THE SIMPLISTIC dichotomy within the 60s Civil Rights movements in the US – integration (Martin Luther King) and ‘separatism’ (Malcolm X) – were loosely matched in the 60s soul music scenes too. On the one hand you had Motown, that glorious label which tried to downplay ‘blackness’ with sunny melodies and unthreatening performers in order to sell records. You also had figures on the other end of the spectrum like James Brown who would go on to sing things like ‘I’m Black and I’m Proud’ as the decade collapsed into assassinations and racial turmoil. Then there was a label which didn’t actually give a shit about the colour of your skin – a mixed race label which produced some of the most seminal soul music of the 60s where artists such as Otis Redding, Isaac Hayes, Sam and Dave, Booker T. and the MGs, Rufus and Carla Thomas and the Staple Sisters frolicked. That was until racial harmony collapsed. And while this pretty run-of-the-mill documentary carries the whiff of being created for the sole purpose of advertising the re-minted Stax, it does celebrate something much more vital and important: the music.

Kicking off with the seminal Bar-Kays track ‘Soul Finger’, the Respect Yourself: The Stax Records Story wisely focuses on the music. And what music there is. Concert footage, for the most part, is allowed to play out fully (unlike many other music documentaries) and we get to witness everything from Otis Redding’s unbelievable Monterey Pop performance of ‘I’ve Been Loving You Too Long’ to Booker T. and the MGs playing their B-side riff which went on to become one of the all-time most famous riffs in rock n roll (‘Green Onions’). Interspersed in the music are interviews from many of the key figures involved such as founders Jim Stewart and Estelle Axton, chief in all but name Al Bell, the chief song-writing team Isaac Hayes and David Porter, and many more. We also get the obligatory talking head appearance by Bono.

Stax’s history matches the turbulent racial politics of the time. Set up to record country music in a poor, predominantly ‘black’ neighbourhood by brother and sister Stewart and Axton (the label’s name comes from the first two letters of each name), the label accidentally discovered some of the great names of recording history. (Though Wilson Pickett, an awkward fitting member of the Stax label is ignored by the documentary.) The sudden death of Otis Redding, the assassination of Martin Luther King Jr. at the label’s Memphis motel retreat, the role of Atlantic Records, the label’s subsequent bankruptcy, Wattstax, blaxploitation all get their due.

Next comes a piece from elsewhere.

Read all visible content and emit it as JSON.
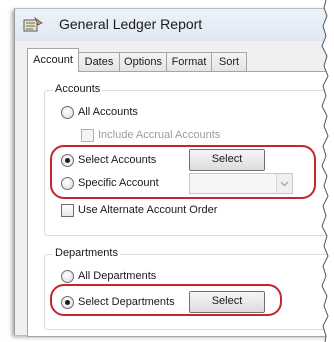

The first half of the documentary is arguably the more fascinating (but that might be just me who loves the rawness of the early days – a brilliant visual juxtaposition is done of Motown’s Smokey Robinson singing ‘My Girl’ and Otis Redding’s grungy version of the same song to emphasise how earthy Stax were). Visually the documentary was conservative, a collection of archival material and talking heads that talked about how great Stax was, rather than showing it. Aurally though, Stax and the music the documentary showcase has little competition in its justifiably grandiose claim of being Soulsville USA.